April 4th, I will be running my last half marathon with rampant and unchecked endo. I’ve run the distance before. I’ve run this exact race before. This race, however, will probably be an emotional one. It will hurt, it won’t be pretty, and it sure won’t be fast. It is the most ladylike way I can think of to give endometriosis the middle finger. Will I be cured after this surgery? No. I will always live with, always fight this disease, until the day the Almighty calls me home. There is no cure. Yet. The best I can hope for is remission, until the day they find a cure. If I can run my halfs and finish my full marathon with is disease in full force, unchecked and running amuck in my body, I just might be able to fly in remission, sans pixie dust.
Another big date has been set, and an appointment has been made. We have our initial appointment to start our first cycle of IVF on June 1st in Jackson. My wonderful doctor moved clinics on me (just across town), and joined another FE. With that move came a few new nurses and staff. I was wary, because I’m very emotionally attached to my IUI nurses. I don’t just ugly cry in front of anyone, and “concentrated lady feelings” come with a lot of ugly cry. They reassured me they were still there, there’s just more of them. Since he has joined up with another doctor, their pricing structure has changed and is actually more affordable than we were initially planning. Medications will be ordered, our wine shelf will again become the “lady feelings and needles” shelf, more awesome band aids will be purchased, and the ovarian stimulation will begin on June 1st.
So far, these two things have been just a concept. Now, they are hard dates. I can count down to this, look forward to this. I know that I could wake up on April 17th and be well on my way to remission. By the end of April, there’s a good chance that I will be virtually pain free, with every organ system south of my rib cage functioning properly. If my prognosis is as good as it’s expected to be, we could be parents to itty bitty blobs in Petri dishes by June. I could ugly cry just thinking about it.
I have hurt for 15 years. I’ve gone to school, gone to work, gone to church, gone running, and lived life with this for more than half my life. Not because I’m brave.

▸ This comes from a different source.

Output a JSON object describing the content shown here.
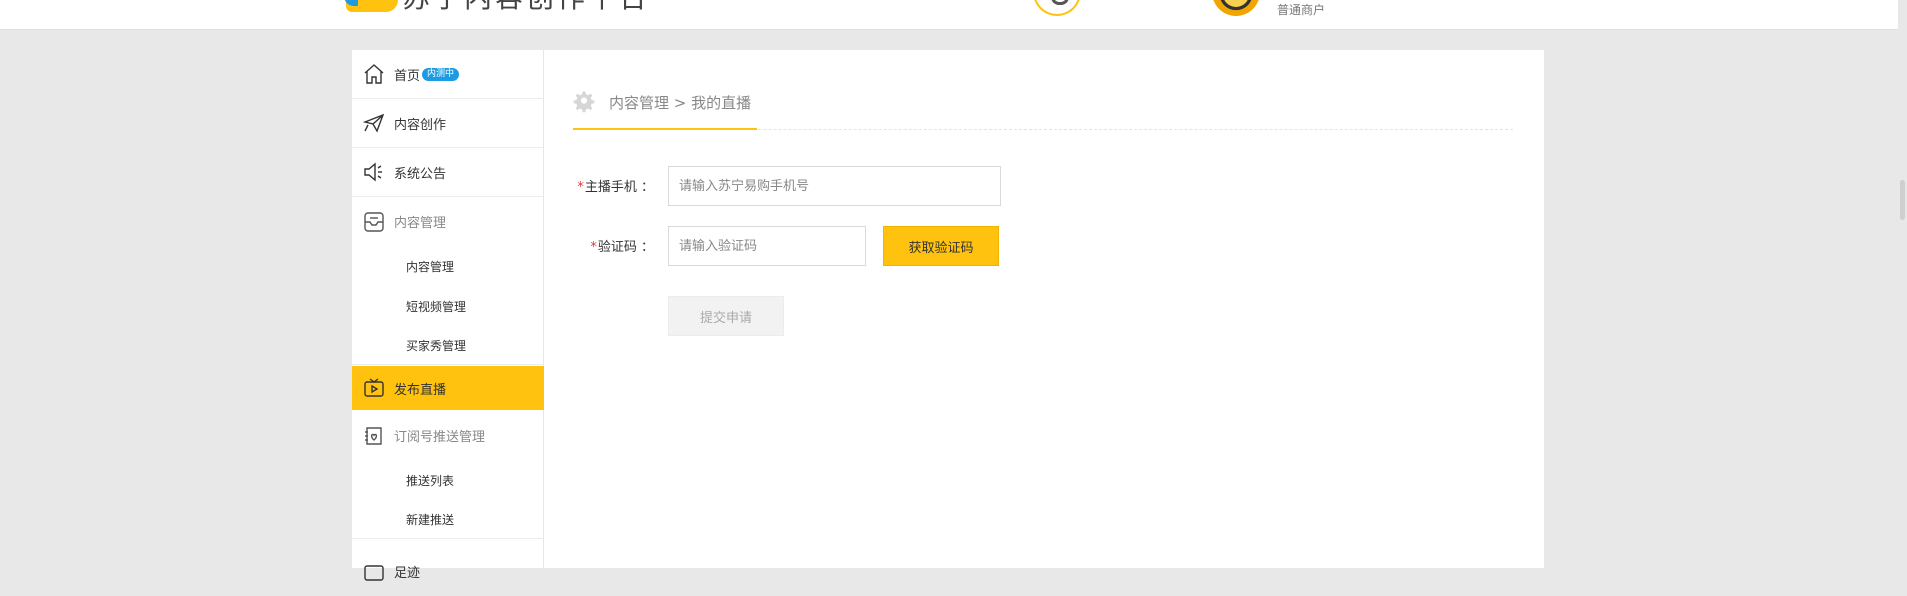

Not because I have a high pain tolerance (that’s something you develop out of necessity, in my opinion). Not because I’m “handling this well.” Because this has been my life, and it has to be handled. I can’t ignore it. I get up and deal with it, because that’s what I have to do. This isn’t the way most little girls imagine how their family would come to be, but I am already seeing God be glorified in the process.

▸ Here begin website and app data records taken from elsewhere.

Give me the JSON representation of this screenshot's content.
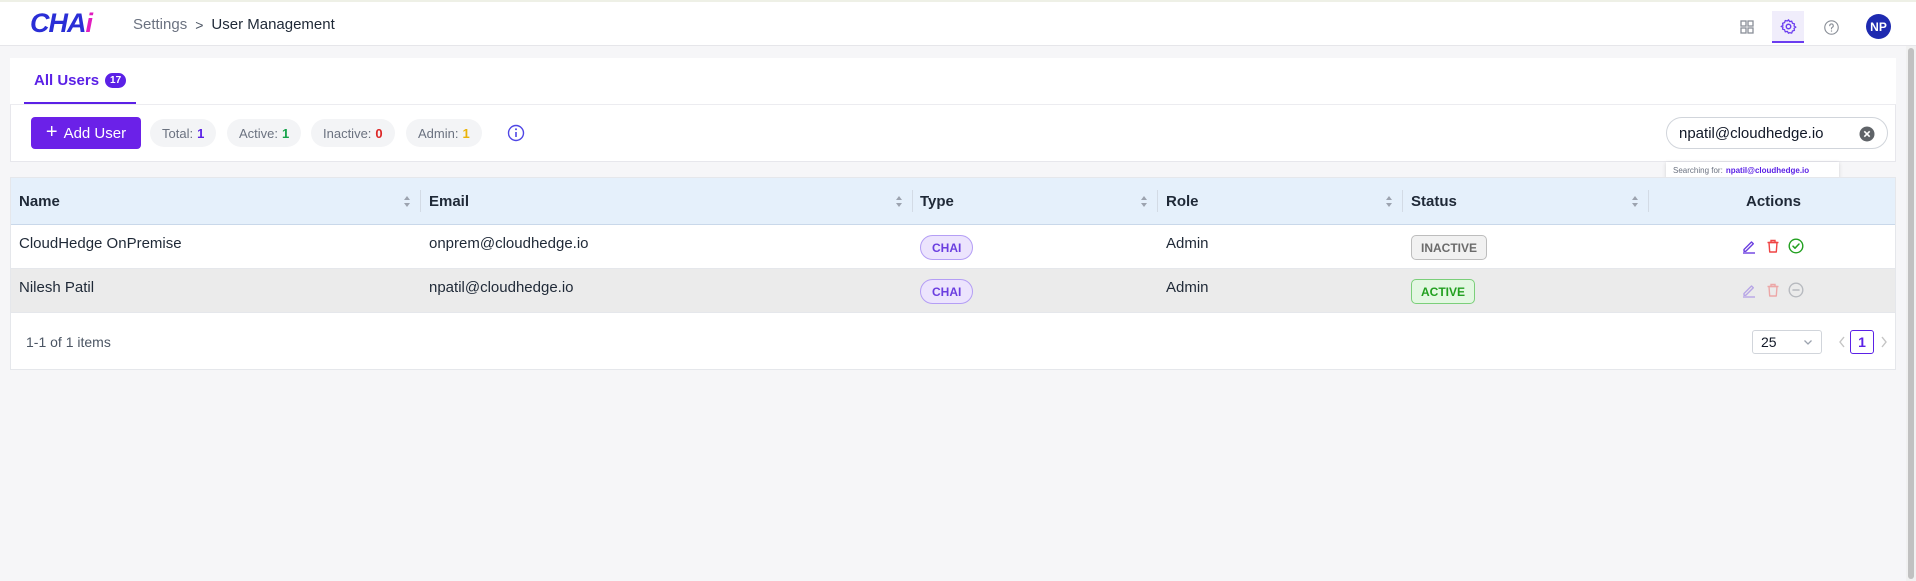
{
  "app": {
    "logo_part1": "CHA",
    "logo_part2": "i"
  },
  "breadcrumb": {
    "parent": "Settings",
    "separator": ">",
    "current": "User Management"
  },
  "header_icons": [
    "grid-icon",
    "gear-icon",
    "help-icon"
  ],
  "user": {
    "initials": "NP"
  },
  "tabs": [
    {
      "label": "All Users",
      "count": "17"
    }
  ],
  "toolbar": {
    "add_label": "Add User",
    "stats": {
      "total_label": "Total:",
      "total_value": "1",
      "active_label": "Active:",
      "active_value": "1",
      "inactive_label": "Inactive:",
      "inactive_value": "0",
      "admin_label": "Admin:",
      "admin_value": "1"
    }
  },
  "search": {
    "value": "npatil@cloudhedge.io",
    "hint_prefix": "Searching for:",
    "hint_query": "npatil@cloudhedge.io"
  },
  "table": {
    "columns": [
      "Name",
      "Email",
      "Type",
      "Role",
      "Status",
      "Actions"
    ],
    "rows": [
      {
        "name": "CloudHedge OnPremise",
        "email": "onprem@cloudhedge.io",
        "type": "CHAI",
        "role": "Admin",
        "status": "INACTIVE"
      },
      {
        "name": "Nilesh Patil",
        "email": "npatil@cloudhedge.io",
        "type": "CHAI",
        "role": "Admin",
        "status": "ACTIVE"
      }
    ]
  },
  "pagination": {
    "items_text": "1-1 of 1 items",
    "page_size": "25",
    "current_page": "1"
  },
  "colors": {
    "accent": "#5b21e6",
    "primary_button": "#6b21e8",
    "active_green": "#22a020",
    "inactive_red": "#dc2626",
    "admin_yellow": "#eab308",
    "table_header": "#e5f0fb"
  }
}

We do have some specific things we covet your prayers for:
- Preparation for surgery: Finacially, that we would use what God has blessed us with wisely; physically, that I can maintain a healthy weight up until surgery, as I will likely lose a good bit immediately afterwards, and that all surgery prep will go smoothly; emotionally, that my pre surgery anxiety will be replaced by His peace.
- Procedurs will be uncomplicated, go as planned, and nothing extra be needed.
- Healing will happen as planned, with no complications, and I will be able to return to work and life on schedule
- Safe travels: Mister and I, along with my parents and my sister, will be in Atlanta for 5 days. It takes a village, and God gave us a good one.
We still have a long way to go, our journey is far from finished, but our God goes before us. Sometimes he is a cloud, sometimes he is a pillar of fire, but His presence is always known. We are His, and He knows our babies’ birthdays.